#### EXERCISE DIRECTIONS:
Read the lines below. Copy out any that hold the string "photo".

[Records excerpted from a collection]
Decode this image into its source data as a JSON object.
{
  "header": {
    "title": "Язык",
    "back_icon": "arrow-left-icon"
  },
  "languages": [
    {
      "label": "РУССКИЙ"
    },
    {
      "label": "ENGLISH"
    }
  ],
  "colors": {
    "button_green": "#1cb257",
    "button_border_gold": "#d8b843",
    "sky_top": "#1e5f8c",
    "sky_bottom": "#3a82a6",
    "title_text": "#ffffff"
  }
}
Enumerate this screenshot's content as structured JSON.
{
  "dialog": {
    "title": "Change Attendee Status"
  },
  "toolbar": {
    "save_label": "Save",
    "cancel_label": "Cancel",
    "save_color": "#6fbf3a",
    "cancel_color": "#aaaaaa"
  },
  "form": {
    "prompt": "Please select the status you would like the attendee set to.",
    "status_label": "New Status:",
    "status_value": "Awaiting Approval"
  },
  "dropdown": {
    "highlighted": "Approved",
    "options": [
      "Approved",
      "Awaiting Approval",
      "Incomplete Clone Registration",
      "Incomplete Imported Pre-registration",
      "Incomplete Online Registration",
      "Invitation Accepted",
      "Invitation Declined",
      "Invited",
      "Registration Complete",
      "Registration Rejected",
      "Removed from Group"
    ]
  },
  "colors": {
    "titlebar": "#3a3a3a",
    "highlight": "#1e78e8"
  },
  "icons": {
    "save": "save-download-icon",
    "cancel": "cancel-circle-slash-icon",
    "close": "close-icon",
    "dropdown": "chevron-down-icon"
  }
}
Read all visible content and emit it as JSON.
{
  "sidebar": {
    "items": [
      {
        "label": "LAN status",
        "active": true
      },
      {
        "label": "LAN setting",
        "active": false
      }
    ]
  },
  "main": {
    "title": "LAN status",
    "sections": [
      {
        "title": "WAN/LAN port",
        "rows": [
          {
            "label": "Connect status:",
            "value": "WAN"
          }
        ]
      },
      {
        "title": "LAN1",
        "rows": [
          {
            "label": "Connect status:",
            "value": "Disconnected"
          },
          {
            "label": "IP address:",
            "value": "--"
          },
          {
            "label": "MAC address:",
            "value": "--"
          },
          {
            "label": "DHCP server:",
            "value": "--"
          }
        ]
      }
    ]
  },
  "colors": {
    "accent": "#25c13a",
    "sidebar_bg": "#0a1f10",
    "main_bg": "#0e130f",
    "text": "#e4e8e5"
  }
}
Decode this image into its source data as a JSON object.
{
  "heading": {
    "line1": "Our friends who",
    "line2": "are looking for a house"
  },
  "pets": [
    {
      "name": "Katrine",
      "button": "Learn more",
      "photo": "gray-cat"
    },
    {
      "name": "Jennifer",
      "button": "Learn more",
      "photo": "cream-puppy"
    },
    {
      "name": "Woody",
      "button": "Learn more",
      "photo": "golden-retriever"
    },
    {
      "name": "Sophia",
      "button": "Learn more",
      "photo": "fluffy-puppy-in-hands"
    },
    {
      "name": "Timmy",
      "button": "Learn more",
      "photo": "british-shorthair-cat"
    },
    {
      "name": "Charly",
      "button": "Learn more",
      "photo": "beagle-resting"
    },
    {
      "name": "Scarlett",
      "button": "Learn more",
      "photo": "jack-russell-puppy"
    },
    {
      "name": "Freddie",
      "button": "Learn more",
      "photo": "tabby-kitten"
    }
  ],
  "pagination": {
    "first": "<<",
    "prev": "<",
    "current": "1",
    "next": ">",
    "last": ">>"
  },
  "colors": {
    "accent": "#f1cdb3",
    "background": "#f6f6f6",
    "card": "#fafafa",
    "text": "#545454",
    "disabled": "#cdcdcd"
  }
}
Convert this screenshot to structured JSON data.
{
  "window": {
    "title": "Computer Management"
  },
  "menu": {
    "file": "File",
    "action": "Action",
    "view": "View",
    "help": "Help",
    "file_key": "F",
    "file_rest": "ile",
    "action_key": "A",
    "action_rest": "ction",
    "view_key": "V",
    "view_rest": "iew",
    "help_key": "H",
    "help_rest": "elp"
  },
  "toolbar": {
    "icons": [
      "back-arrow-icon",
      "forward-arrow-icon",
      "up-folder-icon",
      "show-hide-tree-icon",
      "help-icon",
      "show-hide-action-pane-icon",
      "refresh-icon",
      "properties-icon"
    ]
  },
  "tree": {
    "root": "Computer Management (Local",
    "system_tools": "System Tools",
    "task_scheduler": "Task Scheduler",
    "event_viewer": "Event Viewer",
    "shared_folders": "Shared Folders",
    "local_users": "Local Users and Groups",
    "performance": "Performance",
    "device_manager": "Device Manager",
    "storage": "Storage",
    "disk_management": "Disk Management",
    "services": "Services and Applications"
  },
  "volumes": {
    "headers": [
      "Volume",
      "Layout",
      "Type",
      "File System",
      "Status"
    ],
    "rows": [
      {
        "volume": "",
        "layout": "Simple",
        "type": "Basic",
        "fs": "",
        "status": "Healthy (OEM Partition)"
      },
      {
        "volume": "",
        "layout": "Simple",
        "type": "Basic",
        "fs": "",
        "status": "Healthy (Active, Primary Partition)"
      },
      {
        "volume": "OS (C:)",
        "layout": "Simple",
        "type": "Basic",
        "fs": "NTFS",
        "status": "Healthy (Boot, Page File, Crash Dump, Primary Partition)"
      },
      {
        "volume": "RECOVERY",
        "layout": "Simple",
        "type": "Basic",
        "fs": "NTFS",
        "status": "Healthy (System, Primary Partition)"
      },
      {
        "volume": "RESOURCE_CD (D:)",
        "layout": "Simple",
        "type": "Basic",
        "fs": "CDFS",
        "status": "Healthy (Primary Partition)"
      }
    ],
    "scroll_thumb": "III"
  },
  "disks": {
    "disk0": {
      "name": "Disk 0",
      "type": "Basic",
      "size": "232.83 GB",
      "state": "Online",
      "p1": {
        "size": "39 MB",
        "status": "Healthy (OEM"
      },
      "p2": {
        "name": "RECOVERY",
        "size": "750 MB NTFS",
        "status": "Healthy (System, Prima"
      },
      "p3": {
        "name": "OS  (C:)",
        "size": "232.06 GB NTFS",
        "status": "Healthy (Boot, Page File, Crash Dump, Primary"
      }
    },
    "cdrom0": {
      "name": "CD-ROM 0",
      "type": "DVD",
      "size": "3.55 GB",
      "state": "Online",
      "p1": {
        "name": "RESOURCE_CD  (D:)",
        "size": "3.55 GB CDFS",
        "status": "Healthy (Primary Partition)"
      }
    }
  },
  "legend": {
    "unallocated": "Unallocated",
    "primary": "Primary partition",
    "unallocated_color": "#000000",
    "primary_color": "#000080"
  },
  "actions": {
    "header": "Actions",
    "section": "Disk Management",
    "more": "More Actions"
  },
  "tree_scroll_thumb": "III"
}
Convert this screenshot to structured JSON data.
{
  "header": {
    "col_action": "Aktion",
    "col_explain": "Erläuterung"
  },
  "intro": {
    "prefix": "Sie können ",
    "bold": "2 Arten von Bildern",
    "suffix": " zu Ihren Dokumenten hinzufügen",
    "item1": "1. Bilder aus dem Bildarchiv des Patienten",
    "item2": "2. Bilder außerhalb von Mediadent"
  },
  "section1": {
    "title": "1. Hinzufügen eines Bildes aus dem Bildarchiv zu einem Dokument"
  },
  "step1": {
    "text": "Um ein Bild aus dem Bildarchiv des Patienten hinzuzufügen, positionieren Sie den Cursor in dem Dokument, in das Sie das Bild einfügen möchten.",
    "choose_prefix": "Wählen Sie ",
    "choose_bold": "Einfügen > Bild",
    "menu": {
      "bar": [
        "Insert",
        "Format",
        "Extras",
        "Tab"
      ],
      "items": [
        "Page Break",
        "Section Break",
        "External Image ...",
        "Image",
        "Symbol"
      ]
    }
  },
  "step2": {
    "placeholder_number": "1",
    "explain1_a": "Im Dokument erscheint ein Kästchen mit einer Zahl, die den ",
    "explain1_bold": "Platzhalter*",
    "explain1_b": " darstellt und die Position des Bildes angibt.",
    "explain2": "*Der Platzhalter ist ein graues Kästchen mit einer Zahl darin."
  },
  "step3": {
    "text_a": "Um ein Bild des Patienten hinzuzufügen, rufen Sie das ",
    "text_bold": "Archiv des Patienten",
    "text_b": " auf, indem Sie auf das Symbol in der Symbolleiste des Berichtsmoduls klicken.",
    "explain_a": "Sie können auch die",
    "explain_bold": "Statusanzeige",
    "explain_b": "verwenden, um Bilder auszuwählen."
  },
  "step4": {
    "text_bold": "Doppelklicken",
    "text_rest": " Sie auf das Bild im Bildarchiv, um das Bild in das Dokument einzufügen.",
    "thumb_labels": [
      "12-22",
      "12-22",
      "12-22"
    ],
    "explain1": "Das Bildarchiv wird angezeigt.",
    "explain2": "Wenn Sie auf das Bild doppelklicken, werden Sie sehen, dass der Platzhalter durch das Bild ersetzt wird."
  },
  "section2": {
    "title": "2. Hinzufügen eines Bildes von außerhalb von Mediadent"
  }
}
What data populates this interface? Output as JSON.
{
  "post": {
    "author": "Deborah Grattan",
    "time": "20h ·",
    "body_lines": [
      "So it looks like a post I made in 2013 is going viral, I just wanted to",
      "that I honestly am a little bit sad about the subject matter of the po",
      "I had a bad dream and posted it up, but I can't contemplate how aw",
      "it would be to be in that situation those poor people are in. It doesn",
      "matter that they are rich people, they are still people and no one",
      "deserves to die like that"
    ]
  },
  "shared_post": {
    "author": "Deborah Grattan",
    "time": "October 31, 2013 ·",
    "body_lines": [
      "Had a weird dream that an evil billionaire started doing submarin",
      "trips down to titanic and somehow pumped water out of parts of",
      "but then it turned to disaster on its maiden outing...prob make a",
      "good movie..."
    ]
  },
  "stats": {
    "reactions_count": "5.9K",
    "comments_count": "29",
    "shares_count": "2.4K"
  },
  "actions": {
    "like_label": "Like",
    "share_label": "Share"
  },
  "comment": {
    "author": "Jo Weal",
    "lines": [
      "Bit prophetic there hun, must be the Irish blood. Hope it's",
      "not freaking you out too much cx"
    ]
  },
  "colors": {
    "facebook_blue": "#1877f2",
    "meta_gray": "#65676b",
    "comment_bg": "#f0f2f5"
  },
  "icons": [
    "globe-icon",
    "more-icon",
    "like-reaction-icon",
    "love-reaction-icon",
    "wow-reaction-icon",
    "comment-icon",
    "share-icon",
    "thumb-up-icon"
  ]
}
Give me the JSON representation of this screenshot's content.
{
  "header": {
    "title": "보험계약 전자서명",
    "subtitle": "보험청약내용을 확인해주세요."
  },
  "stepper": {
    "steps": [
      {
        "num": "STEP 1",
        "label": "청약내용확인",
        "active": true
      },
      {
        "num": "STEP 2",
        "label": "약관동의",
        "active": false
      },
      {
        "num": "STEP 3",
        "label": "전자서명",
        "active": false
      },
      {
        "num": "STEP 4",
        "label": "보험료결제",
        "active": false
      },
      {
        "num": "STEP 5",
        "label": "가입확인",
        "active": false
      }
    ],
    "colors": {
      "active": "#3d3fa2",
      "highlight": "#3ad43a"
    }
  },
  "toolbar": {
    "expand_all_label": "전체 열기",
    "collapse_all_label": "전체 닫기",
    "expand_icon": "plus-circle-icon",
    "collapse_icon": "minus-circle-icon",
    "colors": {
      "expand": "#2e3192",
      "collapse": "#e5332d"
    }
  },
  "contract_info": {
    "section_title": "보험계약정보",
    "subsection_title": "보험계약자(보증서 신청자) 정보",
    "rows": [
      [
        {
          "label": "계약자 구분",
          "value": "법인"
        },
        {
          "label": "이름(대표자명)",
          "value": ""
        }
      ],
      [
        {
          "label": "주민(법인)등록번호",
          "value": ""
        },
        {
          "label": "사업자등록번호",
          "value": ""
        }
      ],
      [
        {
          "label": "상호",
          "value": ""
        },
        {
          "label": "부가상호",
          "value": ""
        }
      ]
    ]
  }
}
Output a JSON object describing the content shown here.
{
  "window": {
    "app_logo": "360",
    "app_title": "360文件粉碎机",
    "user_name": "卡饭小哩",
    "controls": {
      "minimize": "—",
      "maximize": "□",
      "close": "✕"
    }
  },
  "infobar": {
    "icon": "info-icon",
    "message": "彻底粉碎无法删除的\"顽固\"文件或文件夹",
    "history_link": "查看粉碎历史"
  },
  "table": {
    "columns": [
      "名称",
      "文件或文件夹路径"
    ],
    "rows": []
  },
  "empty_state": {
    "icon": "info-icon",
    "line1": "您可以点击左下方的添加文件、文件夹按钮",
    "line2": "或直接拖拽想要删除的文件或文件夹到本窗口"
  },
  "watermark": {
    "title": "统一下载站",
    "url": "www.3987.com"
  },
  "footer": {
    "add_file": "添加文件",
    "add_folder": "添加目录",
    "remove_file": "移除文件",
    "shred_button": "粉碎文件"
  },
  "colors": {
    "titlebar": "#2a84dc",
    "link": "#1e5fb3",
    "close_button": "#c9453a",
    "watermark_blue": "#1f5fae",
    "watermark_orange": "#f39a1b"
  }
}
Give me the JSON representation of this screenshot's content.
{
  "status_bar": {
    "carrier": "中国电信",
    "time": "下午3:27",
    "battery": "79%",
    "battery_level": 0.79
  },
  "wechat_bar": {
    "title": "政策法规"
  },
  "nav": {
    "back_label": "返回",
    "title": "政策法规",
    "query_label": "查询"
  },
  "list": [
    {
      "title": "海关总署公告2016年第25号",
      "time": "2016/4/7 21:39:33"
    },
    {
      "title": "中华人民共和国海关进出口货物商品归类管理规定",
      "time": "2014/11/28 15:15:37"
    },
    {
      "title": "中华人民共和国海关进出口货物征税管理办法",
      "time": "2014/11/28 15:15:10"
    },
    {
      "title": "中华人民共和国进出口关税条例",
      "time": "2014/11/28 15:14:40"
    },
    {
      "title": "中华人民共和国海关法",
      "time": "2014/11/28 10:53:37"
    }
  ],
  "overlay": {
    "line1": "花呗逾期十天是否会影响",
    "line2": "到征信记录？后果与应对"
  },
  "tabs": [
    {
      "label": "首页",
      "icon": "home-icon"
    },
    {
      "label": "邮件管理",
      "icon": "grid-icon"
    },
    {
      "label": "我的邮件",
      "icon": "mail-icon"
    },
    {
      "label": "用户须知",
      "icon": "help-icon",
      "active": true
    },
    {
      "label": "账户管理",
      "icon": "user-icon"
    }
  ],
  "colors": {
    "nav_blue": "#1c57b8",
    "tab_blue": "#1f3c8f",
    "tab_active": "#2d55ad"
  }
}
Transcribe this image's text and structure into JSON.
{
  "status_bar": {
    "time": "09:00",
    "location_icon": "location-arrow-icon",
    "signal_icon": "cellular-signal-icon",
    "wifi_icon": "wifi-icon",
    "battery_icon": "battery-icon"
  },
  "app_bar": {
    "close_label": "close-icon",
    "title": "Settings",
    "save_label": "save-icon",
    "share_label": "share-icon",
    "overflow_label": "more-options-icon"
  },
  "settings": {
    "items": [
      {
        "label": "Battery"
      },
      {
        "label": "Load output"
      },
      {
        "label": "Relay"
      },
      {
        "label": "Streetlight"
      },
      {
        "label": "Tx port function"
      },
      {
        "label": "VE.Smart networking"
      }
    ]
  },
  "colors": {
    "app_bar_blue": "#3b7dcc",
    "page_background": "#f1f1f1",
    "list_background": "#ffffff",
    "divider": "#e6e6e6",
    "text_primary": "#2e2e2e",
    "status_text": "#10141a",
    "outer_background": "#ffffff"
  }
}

#### YOUR RESPONSE:
      "photo": "gray-cat"
      "photo": "cream-puppy"
      "photo": "golden-retriever"
      "photo": "fluffy-puppy-in-hands"
      "photo": "british-shorthair-cat"
      "photo": "beagle-resting"
      "photo": "jack-russell-puppy"
      "photo": "tabby-kitten"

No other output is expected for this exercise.